**Component data from apps and pages**
%%

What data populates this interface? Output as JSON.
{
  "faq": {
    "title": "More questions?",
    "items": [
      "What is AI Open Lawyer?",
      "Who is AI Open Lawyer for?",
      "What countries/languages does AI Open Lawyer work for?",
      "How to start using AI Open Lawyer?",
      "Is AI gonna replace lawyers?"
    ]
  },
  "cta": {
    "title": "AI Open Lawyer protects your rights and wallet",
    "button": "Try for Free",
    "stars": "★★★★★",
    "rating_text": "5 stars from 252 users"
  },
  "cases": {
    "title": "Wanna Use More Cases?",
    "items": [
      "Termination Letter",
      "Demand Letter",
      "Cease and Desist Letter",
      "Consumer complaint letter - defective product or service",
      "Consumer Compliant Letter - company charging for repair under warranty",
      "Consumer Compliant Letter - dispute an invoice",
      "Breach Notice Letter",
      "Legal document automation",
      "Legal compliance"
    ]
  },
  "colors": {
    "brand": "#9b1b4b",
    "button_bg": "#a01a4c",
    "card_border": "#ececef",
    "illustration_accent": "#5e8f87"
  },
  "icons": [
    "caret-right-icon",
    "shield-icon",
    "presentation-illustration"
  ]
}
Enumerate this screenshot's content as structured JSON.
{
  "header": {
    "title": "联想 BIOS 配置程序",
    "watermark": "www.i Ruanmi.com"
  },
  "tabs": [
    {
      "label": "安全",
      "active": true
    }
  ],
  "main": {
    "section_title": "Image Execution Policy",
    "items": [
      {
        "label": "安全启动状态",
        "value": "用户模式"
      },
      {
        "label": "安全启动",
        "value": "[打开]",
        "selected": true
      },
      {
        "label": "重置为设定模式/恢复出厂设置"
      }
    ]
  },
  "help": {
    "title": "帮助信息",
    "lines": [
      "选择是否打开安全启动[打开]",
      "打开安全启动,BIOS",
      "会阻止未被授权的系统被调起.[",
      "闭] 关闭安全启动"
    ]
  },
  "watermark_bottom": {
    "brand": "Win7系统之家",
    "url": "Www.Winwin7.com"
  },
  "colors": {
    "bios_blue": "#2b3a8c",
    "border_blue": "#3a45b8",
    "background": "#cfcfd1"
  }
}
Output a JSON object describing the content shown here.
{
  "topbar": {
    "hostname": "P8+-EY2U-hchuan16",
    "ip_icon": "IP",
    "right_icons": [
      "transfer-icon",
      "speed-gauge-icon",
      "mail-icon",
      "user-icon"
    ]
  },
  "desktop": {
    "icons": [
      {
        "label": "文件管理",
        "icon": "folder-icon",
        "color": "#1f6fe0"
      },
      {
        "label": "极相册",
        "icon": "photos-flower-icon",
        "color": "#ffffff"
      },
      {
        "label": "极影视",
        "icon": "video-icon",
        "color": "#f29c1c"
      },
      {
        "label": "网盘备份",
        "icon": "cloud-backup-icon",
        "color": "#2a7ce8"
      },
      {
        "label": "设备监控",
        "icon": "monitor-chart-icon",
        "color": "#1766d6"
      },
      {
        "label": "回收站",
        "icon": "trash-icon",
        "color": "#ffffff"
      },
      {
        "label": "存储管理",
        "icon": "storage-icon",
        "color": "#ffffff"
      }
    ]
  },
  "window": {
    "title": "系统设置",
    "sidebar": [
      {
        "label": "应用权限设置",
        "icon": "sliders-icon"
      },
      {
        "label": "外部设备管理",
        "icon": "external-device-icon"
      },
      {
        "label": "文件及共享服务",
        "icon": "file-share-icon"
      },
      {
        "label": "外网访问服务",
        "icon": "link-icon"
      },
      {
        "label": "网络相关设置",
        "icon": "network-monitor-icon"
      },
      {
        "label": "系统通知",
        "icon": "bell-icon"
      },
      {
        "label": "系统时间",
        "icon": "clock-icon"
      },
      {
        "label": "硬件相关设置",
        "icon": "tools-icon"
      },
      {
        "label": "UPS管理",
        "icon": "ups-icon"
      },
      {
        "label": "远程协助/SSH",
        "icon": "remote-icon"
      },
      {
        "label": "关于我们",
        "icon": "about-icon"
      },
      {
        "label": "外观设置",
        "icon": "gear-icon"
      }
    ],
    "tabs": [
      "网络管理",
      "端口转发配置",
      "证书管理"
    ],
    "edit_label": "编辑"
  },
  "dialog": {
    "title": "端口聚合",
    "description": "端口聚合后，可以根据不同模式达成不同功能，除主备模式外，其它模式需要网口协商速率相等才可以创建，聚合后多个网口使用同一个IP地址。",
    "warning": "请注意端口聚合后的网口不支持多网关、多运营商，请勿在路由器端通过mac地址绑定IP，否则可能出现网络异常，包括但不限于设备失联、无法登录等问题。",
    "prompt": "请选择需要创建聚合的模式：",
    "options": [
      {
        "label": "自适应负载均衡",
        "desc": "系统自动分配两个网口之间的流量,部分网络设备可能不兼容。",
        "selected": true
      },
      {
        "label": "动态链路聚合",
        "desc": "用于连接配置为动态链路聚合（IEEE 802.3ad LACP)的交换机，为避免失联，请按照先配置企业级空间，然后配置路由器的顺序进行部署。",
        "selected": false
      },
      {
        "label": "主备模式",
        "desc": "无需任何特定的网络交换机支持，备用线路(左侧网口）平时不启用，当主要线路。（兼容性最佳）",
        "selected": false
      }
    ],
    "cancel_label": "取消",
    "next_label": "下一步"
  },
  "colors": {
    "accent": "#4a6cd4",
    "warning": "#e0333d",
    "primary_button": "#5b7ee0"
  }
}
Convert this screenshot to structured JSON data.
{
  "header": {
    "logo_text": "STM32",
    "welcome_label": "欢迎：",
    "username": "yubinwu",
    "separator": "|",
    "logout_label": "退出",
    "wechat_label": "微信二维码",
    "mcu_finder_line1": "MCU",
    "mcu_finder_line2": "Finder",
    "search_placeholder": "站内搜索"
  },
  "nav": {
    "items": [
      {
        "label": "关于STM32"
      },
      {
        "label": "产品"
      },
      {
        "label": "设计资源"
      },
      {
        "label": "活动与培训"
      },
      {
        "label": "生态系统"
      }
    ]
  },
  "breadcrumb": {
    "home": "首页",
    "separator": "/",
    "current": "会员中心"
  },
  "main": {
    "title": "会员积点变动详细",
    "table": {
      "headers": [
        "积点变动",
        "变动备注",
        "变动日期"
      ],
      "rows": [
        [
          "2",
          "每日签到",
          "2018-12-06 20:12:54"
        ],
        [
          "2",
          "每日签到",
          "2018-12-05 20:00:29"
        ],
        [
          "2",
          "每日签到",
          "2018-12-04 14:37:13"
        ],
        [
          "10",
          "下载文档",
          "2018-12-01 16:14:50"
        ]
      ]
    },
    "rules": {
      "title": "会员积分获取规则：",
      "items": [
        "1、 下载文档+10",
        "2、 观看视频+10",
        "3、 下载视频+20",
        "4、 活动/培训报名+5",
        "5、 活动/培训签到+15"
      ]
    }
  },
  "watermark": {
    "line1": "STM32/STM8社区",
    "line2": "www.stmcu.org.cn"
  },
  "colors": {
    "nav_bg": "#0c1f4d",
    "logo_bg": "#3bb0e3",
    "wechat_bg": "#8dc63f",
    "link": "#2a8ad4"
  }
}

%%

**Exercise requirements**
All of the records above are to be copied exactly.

**Task response**
What data populates this interface? Output as JSON.
{
  "faq": {
    "title": "More questions?",
    "items": [
      "What is AI Open Lawyer?",
      "Who is AI Open Lawyer for?",
      "What countries/languages does AI Open Lawyer work for?",
      "How to start using AI Open Lawyer?",
      "Is AI gonna replace lawyers?"
    ]
  },
  "cta": {
    "title": "AI Open Lawyer protects your rights and wallet",
    "button": "Try for Free",
    "stars": "★★★★★",
    "rating_text": "5 stars from 252 users"
  },
  "cases": {
    "title": "Wanna Use More Cases?",
    "items": [
      "Termination Letter",
      "Demand Letter",
      "Cease and Desist Letter",
      "Consumer complaint letter - defective product or service",
      "Consumer Compliant Letter - company charging for repair under warranty",
      "Consumer Compliant Letter - dispute an invoice",
      "Breach Notice Letter",
      "Legal document automation",
      "Legal compliance"
    ]
  },
  "colors": {
    "brand": "#9b1b4b",
    "button_bg": "#a01a4c",
    "card_border": "#ececef",
    "illustration_accent": "#5e8f87"
  },
  "icons": [
    "caret-right-icon",
    "shield-icon",
    "presentation-illustration"
  ]
}
Enumerate this screenshot's content as structured JSON.
{
  "header": {
    "title": "联想 BIOS 配置程序",
    "watermark": "www.i Ruanmi.com"
  },
  "tabs": [
    {
      "label": "安全",
      "active": true
    }
  ],
  "main": {
    "section_title": "Image Execution Policy",
    "items": [
      {
        "label": "安全启动状态",
        "value": "用户模式"
      },
      {
        "label": "安全启动",
        "value": "[打开]",
        "selected": true
      },
      {
        "label": "重置为设定模式/恢复出厂设置"
      }
    ]
  },
  "help": {
    "title": "帮助信息",
    "lines": [
      "选择是否打开安全启动[打开]",
      "打开安全启动,BIOS",
      "会阻止未被授权的系统被调起.[",
      "闭] 关闭安全启动"
    ]
  },
  "watermark_bottom": {
    "brand": "Win7系统之家",
    "url": "Www.Winwin7.com"
  },
  "colors": {
    "bios_blue": "#2b3a8c",
    "border_blue": "#3a45b8",
    "background": "#cfcfd1"
  }
}
Output a JSON object describing the content shown here.
{
  "topbar": {
    "hostname": "P8+-EY2U-hchuan16",
    "ip_icon": "IP",
    "right_icons": [
      "transfer-icon",
      "speed-gauge-icon",
      "mail-icon",
      "user-icon"
    ]
  },
  "desktop": {
    "icons": [
      {
        "label": "文件管理",
        "icon": "folder-icon",
        "color": "#1f6fe0"
      },
      {
        "label": "极相册",
        "icon": "photos-flower-icon",
        "color": "#ffffff"
      },
      {
        "label": "极影视",
        "icon": "video-icon",
        "color": "#f29c1c"
      },
      {
        "label": "网盘备份",
        "icon": "cloud-backup-icon",
        "color": "#2a7ce8"
      },
      {
        "label": "设备监控",
        "icon": "monitor-chart-icon",
        "color": "#1766d6"
      },
      {
        "label": "回收站",
        "icon": "trash-icon",
        "color": "#ffffff"
      },
      {
        "label": "存储管理",
        "icon": "storage-icon",
        "color": "#ffffff"
      }
    ]
  },
  "window": {
    "title": "系统设置",
    "sidebar": [
      {
        "label": "应用权限设置",
        "icon": "sliders-icon"
      },
      {
        "label": "外部设备管理",
        "icon": "external-device-icon"
      },
      {
        "label": "文件及共享服务",
        "icon": "file-share-icon"
      },
      {
        "label": "外网访问服务",
        "icon": "link-icon"
      },
      {
        "label": "网络相关设置",
        "icon": "network-monitor-icon"
      },
      {
        "label": "系统通知",
        "icon": "bell-icon"
      },
      {
        "label": "系统时间",
        "icon": "clock-icon"
      },
      {
        "label": "硬件相关设置",
        "icon": "tools-icon"
      },
      {
        "label": "UPS管理",
        "icon": "ups-icon"
      },
      {
        "label": "远程协助/SSH",
        "icon": "remote-icon"
      },
      {
        "label": "关于我们",
        "icon": "about-icon"
      },
      {
        "label": "外观设置",
        "icon": "gear-icon"
      }
    ],
    "tabs": [
      "网络管理",
      "端口转发配置",
      "证书管理"
    ],
    "edit_label": "编辑"
  },
  "dialog": {
    "title": "端口聚合",
    "description": "端口聚合后，可以根据不同模式达成不同功能，除主备模式外，其它模式需要网口协商速率相等才可以创建，聚合后多个网口使用同一个IP地址。",
    "warning": "请注意端口聚合后的网口不支持多网关、多运营商，请勿在路由器端通过mac地址绑定IP，否则可能出现网络异常，包括但不限于设备失联、无法登录等问题。",
    "prompt": "请选择需要创建聚合的模式：",
    "options": [
      {
        "label": "自适应负载均衡",
        "desc": "系统自动分配两个网口之间的流量,部分网络设备可能不兼容。",
        "selected": true
      },
      {
        "label": "动态链路聚合",
        "desc": "用于连接配置为动态链路聚合（IEEE 802.3ad LACP)的交换机，为避免失联，请按照先配置企业级空间，然后配置路由器的顺序进行部署。",
        "selected": false
      },
      {
        "label": "主备模式",
        "desc": "无需任何特定的网络交换机支持，备用线路(左侧网口）平时不启用，当主要线路。（兼容性最佳）",
        "selected": false
      }
    ],
    "cancel_label": "取消",
    "next_label": "下一步"
  },
  "colors": {
    "accent": "#4a6cd4",
    "warning": "#e0333d",
    "primary_button": "#5b7ee0"
  }
}
Convert this screenshot to structured JSON data.
{
  "header": {
    "logo_text": "STM32",
    "welcome_label": "欢迎：",
    "username": "yubinwu",
    "separator": "|",
    "logout_label": "退出",
    "wechat_label": "微信二维码",
    "mcu_finder_line1": "MCU",
    "mcu_finder_line2": "Finder",
    "search_placeholder": "站内搜索"
  },
  "nav": {
    "items": [
      {
        "label": "关于STM32"
      },
      {
        "label": "产品"
      },
      {
        "label": "设计资源"
      },
      {
        "label": "活动与培训"
      },
      {
        "label": "生态系统"
      }
    ]
  },
  "breadcrumb": {
    "home": "首页",
    "separator": "/",
    "current": "会员中心"
  },
  "main": {
    "title": "会员积点变动详细",
    "table": {
      "headers": [
        "积点变动",
        "变动备注",
        "变动日期"
      ],
      "rows": [
        [
          "2",
          "每日签到",
          "2018-12-06 20:12:54"
        ],
        [
          "2",
          "每日签到",
          "2018-12-05 20:00:29"
        ],
        [
          "2",
          "每日签到",
          "2018-12-04 14:37:13"
        ],
        [
          "10",
          "下载文档",
          "2018-12-01 16:14:50"
        ]
      ]
    },
    "rules": {
      "title": "会员积分获取规则：",
      "items": [
        "1、 下载文档+10",
        "2、 观看视频+10",
        "3、 下载视频+20",
        "4、 活动/培训报名+5",
        "5、 活动/培训签到+15"
      ]
    }
  },
  "watermark": {
    "line1": "STM32/STM8社区",
    "line2": "www.stmcu.org.cn"
  },
  "colors": {
    "nav_bg": "#0c1f4d",
    "logo_bg": "#3bb0e3",
    "wechat_bg": "#8dc63f",
    "link": "#2a8ad4"
  }
}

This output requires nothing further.